SMUD using X-ray technology to see inside high-voltage lines
Workers suspended from helicopters carry out preventive strategy to keep the SMUD system reliable
An outage on a transmission line can significantly impact any utility’s electrical system and potentially leave thousands of customers in the dark, which is why SMUD always looks for ways to prevent them.
A new tool SMUD has in its box is state-of-the-art portable X-ray photography to inspect major transmission lines that feed the SMUD grid. Transmission lines are typically strung atop high lattice-style towers. Maintenance and repairs on them can involve a lot of work, sometimes more than a hundred feet above the ground.
SMUD conducted a pilot project using the X-ray technology to inspect its transmission lines in El Dorado County that enable SMUD to deliver power from its Upper American River Project (UARP), SMUD’s huge system of hydroelectric power plants in the Sierra. The UARP’s nearly 700 megawatts of clean power can provide about 20 percent of SMUD’s power in a normal water year, which can be crucial especially in summer months when market power is more expensive.
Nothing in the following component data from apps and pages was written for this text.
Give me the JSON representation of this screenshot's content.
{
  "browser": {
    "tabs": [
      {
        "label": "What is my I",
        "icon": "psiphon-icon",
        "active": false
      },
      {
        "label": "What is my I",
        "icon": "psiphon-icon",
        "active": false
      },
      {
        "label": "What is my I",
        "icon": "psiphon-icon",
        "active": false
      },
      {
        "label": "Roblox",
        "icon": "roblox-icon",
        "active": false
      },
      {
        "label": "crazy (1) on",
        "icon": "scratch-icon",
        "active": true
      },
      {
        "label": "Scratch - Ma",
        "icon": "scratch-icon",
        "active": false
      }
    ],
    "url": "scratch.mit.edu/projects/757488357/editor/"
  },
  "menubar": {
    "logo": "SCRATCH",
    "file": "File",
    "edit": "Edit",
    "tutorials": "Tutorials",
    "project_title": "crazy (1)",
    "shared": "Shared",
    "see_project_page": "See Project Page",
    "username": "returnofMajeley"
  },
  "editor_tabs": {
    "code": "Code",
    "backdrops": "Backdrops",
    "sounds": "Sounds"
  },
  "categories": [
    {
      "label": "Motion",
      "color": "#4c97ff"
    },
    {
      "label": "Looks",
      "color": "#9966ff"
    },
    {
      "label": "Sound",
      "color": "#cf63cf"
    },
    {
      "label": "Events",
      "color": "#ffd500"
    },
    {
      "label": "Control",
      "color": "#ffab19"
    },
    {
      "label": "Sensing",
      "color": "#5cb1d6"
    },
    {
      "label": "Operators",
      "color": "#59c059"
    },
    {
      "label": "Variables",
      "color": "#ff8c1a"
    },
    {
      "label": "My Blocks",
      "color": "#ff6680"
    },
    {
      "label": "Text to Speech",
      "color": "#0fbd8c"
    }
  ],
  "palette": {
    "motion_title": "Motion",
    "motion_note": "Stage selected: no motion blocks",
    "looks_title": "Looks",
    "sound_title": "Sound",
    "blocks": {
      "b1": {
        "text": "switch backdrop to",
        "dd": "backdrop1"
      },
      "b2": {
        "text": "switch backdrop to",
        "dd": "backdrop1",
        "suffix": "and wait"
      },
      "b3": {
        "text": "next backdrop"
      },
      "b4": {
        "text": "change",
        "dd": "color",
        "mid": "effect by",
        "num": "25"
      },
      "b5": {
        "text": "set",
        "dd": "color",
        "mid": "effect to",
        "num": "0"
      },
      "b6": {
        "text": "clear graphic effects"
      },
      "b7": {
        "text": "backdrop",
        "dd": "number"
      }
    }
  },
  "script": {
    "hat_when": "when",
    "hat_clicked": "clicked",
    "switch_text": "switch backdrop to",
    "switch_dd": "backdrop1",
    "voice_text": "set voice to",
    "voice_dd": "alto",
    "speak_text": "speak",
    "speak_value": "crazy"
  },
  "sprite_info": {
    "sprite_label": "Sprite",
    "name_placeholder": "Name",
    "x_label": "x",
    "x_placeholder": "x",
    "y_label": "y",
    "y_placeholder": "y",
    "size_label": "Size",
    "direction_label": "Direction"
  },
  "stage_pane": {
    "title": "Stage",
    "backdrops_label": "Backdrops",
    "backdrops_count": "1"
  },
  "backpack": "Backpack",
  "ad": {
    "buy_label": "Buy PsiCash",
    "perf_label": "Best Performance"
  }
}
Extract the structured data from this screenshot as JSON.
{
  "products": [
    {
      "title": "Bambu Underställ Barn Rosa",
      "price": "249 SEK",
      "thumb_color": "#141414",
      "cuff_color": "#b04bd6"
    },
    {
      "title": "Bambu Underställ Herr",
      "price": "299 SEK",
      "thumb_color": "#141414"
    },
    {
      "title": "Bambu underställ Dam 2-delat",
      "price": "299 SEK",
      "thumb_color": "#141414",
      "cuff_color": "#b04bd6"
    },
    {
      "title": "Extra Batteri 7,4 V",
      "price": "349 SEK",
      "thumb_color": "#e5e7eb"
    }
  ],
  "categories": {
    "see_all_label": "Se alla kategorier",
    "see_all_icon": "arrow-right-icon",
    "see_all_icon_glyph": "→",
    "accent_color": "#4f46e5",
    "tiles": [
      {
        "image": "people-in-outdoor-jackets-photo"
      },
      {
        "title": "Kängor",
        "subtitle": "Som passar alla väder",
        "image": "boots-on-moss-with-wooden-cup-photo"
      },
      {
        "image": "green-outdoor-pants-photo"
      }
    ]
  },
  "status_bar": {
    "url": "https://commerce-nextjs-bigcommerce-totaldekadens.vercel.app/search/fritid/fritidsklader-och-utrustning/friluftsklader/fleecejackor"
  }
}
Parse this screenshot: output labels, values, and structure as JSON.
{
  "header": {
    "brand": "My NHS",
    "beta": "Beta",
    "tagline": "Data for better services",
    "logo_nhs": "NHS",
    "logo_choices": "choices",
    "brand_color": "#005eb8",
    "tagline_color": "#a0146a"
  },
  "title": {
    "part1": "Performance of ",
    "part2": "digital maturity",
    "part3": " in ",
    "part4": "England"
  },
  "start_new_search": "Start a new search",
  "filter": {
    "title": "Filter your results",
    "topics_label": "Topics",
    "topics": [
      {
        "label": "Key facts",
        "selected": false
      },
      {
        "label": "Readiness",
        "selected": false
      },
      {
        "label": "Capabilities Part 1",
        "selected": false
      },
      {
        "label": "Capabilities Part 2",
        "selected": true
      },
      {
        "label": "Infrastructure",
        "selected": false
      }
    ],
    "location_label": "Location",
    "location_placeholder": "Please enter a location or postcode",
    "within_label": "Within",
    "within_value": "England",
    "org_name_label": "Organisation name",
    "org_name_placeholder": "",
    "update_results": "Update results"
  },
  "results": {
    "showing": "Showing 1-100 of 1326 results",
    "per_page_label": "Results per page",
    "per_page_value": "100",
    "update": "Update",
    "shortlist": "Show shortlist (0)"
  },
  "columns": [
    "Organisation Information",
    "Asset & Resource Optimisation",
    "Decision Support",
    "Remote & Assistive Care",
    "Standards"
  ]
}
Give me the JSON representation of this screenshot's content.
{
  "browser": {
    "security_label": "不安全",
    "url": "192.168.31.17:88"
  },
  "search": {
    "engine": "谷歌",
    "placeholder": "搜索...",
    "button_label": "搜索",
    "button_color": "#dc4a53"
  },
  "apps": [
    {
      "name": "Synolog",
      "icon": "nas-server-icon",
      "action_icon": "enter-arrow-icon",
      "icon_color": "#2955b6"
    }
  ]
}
To do the work and make the repairs while keeping the lights on, SMUD brought in lineworkers from Western Area Power Administration (WAPA), who are certified to do what’s called “barehand” work on energized transmission lines high above the ground. While suspended from a helicopter, barehanding is a technique that safely allows transmission lineworkers to "bond on" and have direct contact with energized, high-voltage lines to perform work. Special protective clothing, including gloves, socks and boots, place the lineworker within the field of electricity that surrounds the energized conductor, allowing the electricity to flow around their body.
As transmission lines are strung or repaired over time, a splice that looks like a tubular sleeve is sometimes used to join the two ends of the cable together to create a continuous line. Splices can degrade over time and become compromised. The lineworkers use the new portable X-ray photography technology to see inside the critical splices on the transmission lines.
The X-ray technology eliminates any guess work, allowing engineers to see which splices are strong and which need repairs. Since the data collected is live, any potential issues are found immediately and repairs are promptly made.
The work is part of many ongoing projects to improve and enhance reliable power delivery. Reliability is a core value of SMUD, a policy set by the SMUD Board of Directors who is elected by SMUD customers. To fulfill that policy, SMUD continues to bolster the infrastructure that comprises SMUD’s grid. For more information about SMUD, visit SMUD.org.